How can I possibly respond to that? It’s probably a bad time to mention I turn 18 in a week.
“Do you believe in Jesus? Or in God, I guess?” I ask.
“I don’t know. Not like the Jesuits do. Like, I wish more than anything that I could see my parents again. I’ve wished it for so long that it feels like a part of me is empty except for that one wish. If I could just believe in God and Heaven… it feels like being outside a house at night, and looking through a window, and seeing all of these happy people sitting at a table together. That’s what it feels like. If only I had the key to that door, I could walk in and join them. But I don’t.”
“I know what you mean.”
“Are you religious?”
“No. My abuela was Catholic, so I think I’m baptized? But she died right after the war started and the only thing I really remember about church is her favorite church curse.”
“What’s a church curse?”
“You don’t know? I always figured it was a curse you were only supposed to say in church.”
“Okay, so what is it?”
So I tell her.
“That’s the most obscene thing I have ever heard,” she says, then she laughs and laughs and laughs. “You definitely can’t say that in church.”
Having friends that aren’t your sister is incredible for many reasons, one of which is that they offer you a perspective on life that you’ve never considered. Like maybe your abuela had a really filthy mouth and made up the whole concept of a church curse, which is something you always believed in, even if you doubted the existence of God itself. Or maybe you should be grateful that you still have a living family, even though it feels like they abandoned you.
“Would you still be willing to mail a letter for me?”
I flip on my bedside lamp and rip out a piece of paper from my notebook. I don’t know what to say, so I don’t overthink it:
I am doing fine. I don’t know if anyone told you but I’m now in Illinois, which is somewhere northeast of Utah. I am now in officer training school for Peacekeepers. Tonight, we had mashed potatoes for dinner. You’re right, they’re pretty good.

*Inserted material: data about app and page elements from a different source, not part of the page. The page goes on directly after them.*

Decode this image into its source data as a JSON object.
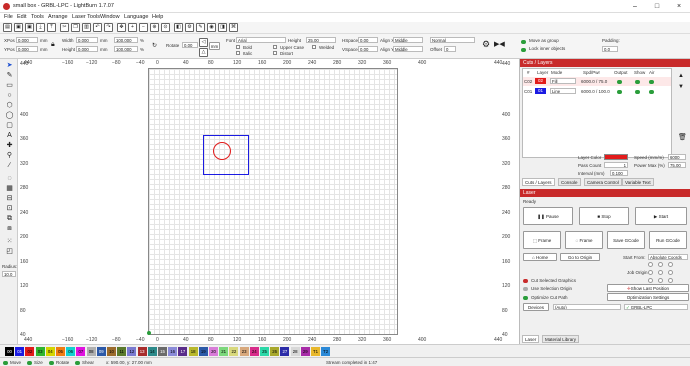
{
  "window": {
    "title": "small box - GRBL-LPC - LightBurn 1.7.07"
  },
  "menu": [
    "File",
    "Edit",
    "Tools",
    "Arrange",
    "Laser Tools",
    "Window",
    "Language",
    "Help"
  ],
  "toolbar2": {
    "xpos_label": "XPos",
    "xpos": "0.000",
    "ypos_label": "YPos",
    "ypos": "0.000",
    "unit": "mm",
    "width_label": "Width",
    "width": "0.000",
    "height_label": "Height",
    "height": "0.000",
    "pct": "100.000",
    "pct_sign": "%",
    "rotate_label": "Rotate",
    "rotate": "0.00",
    "mm_btn": "mm",
    "font_label": "Font",
    "font": "Arial",
    "fheight_label": "Height",
    "fheight": "25.00",
    "hspace_label": "HSpace",
    "hspace": "0.00",
    "vspace_label": "VSpace",
    "vspace": "0.00",
    "alignx_label": "Align X",
    "alignx": "Middle",
    "aligny_label": "Align Y",
    "aligny": "Middle",
    "normal": "Normal",
    "offset_label": "Offset",
    "offset": "0",
    "bold": "Bold",
    "italic": "Italic",
    "upper": "Upper Case",
    "welded": "Welded",
    "distort": "Distort",
    "move_group": "Move as group",
    "lock_inner": "Lock inner objects",
    "padding_label": "Padding:",
    "padding": "0.0"
  },
  "ruler": {
    "top": [
      "440",
      "−160",
      "−120",
      "−80",
      "−40",
      "0",
      "40",
      "80",
      "120",
      "160",
      "200",
      "240",
      "280",
      "320",
      "360",
      "400",
      "440"
    ],
    "bottom": [
      "440",
      "−160",
      "−120",
      "−80",
      "−40",
      "0",
      "40",
      "80",
      "120",
      "160",
      "200",
      "240",
      "280",
      "320",
      "360",
      "400",
      "440"
    ],
    "left": [
      "440",
      "400",
      "360",
      "320",
      "280",
      "240",
      "200",
      "160",
      "120",
      "80",
      "40",
      "0"
    ],
    "right": [
      "440",
      "400",
      "360",
      "320",
      "280",
      "240",
      "200",
      "160",
      "120",
      "80",
      "40",
      "0"
    ]
  },
  "radius": {
    "label": "Radius:",
    "value": "10.0"
  },
  "cuts": {
    "title": "Cuts / Layers",
    "headers": [
      "#",
      "Layer",
      "Mode",
      "Spd/Pwr",
      "Output",
      "Show",
      "Air"
    ],
    "rows": [
      {
        "id": "C02",
        "layer": "02",
        "mode": "Fill",
        "spdpwr": "6000.0 / 75.0",
        "color": "#e21b1b"
      },
      {
        "id": "C01",
        "layer": "01",
        "mode": "Line",
        "spdpwr": "6000.0 / 100.0",
        "color": "#1b1be2"
      }
    ],
    "layer_color_label": "Layer Color",
    "speed_label": "Speed (mm/m)",
    "speed": "6000",
    "pass_label": "Pass Count",
    "pass": "1",
    "power_label": "Power Max (%)",
    "power": "75.00",
    "interval_label": "Interval (mm)",
    "interval": "0.100"
  },
  "tabs1": [
    "Cuts / Layers",
    "Console",
    "Camera Control",
    "Variable Text"
  ],
  "laser": {
    "title": "Laser",
    "status": "Ready",
    "pause": "Pause",
    "stop": "Stop",
    "start": "Start",
    "frame1": "Frame",
    "frame2": "Frame",
    "save_gcode": "Save GCode",
    "run_gcode": "Run GCode",
    "home": "Home",
    "goto_origin": "Go to Origin",
    "start_from_label": "Start From:",
    "start_from": "Absolute Coords",
    "job_origin": "Job Origin",
    "cut_selected": "Cut Selected Graphics",
    "use_sel_origin": "Use Selection Origin",
    "show_last": "Show Last Position",
    "optimize_cut": "Optimize Cut Path",
    "opt_settings": "Optimization Settings",
    "devices": "Devices",
    "auto": "(Auto)",
    "device_name": "GRBL-LPC"
  },
  "tabs2": [
    "Laser",
    "Material Library"
  ],
  "palette": [
    {
      "l": "00",
      "c": "#000000"
    },
    {
      "l": "01",
      "c": "#1b1be2"
    },
    {
      "l": "02",
      "c": "#e21b1b"
    },
    {
      "l": "03",
      "c": "#2fb52f"
    },
    {
      "l": "04",
      "c": "#d4d400"
    },
    {
      "l": "05",
      "c": "#f07c12"
    },
    {
      "l": "06",
      "c": "#12d0d0"
    },
    {
      "l": "07",
      "c": "#e012e0"
    },
    {
      "l": "08",
      "c": "#b0b0b0"
    },
    {
      "l": "09",
      "c": "#2c59a8"
    },
    {
      "l": "10",
      "c": "#9c6b2c"
    },
    {
      "l": "11",
      "c": "#5a7a2c"
    },
    {
      "l": "12",
      "c": "#7a7ad0"
    },
    {
      "l": "13",
      "c": "#a82c2c"
    },
    {
      "l": "14",
      "c": "#2c8a8a"
    },
    {
      "l": "15",
      "c": "#6a6a6a"
    },
    {
      "l": "16",
      "c": "#8a8ad8"
    },
    {
      "l": "17",
      "c": "#5a2c8a"
    },
    {
      "l": "18",
      "c": "#b8b82c"
    },
    {
      "l": "19",
      "c": "#2c5aa8"
    },
    {
      "l": "20",
      "c": "#d87cd8"
    },
    {
      "l": "21",
      "c": "#7cd87c"
    },
    {
      "l": "22",
      "c": "#d8d87c"
    },
    {
      "l": "23",
      "c": "#d8a87c"
    },
    {
      "l": "24",
      "c": "#d82c8a"
    },
    {
      "l": "25",
      "c": "#2cd8a8"
    },
    {
      "l": "26",
      "c": "#a8a82c"
    },
    {
      "l": "27",
      "c": "#2c2ca8"
    },
    {
      "l": "28",
      "c": "#d8d8d8"
    },
    {
      "l": "29",
      "c": "#a82ca8"
    },
    {
      "l": "T1",
      "c": "#e8b82c"
    },
    {
      "l": "T2",
      "c": "#2c8ad8"
    }
  ],
  "status": {
    "move": "Move",
    "size": "Size",
    "rotate": "Rotate",
    "shear": "Shear",
    "coords": "x: 590.00, y: 27.00 mm",
    "message": "Stream completed in 1:47"
  }
}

Please tell Peasant that I love her and I miss her. You can tell her that they gave me a new leg and now I’m one of the fastest sprinters here. Today, I ate a raspberry for the first time.
If she wants, she can write to me at this address.
Zelda shows me how to address it so that it’ll get to my mother at Circus Circus.
“I’ll put it in an envelope and mail it tomorrow,” she says.
“How long will it take to get there?” I ask, when what I really want to know is ‘how long will it take her to answer?’
What I’m afraid to wonder is, will she even respond?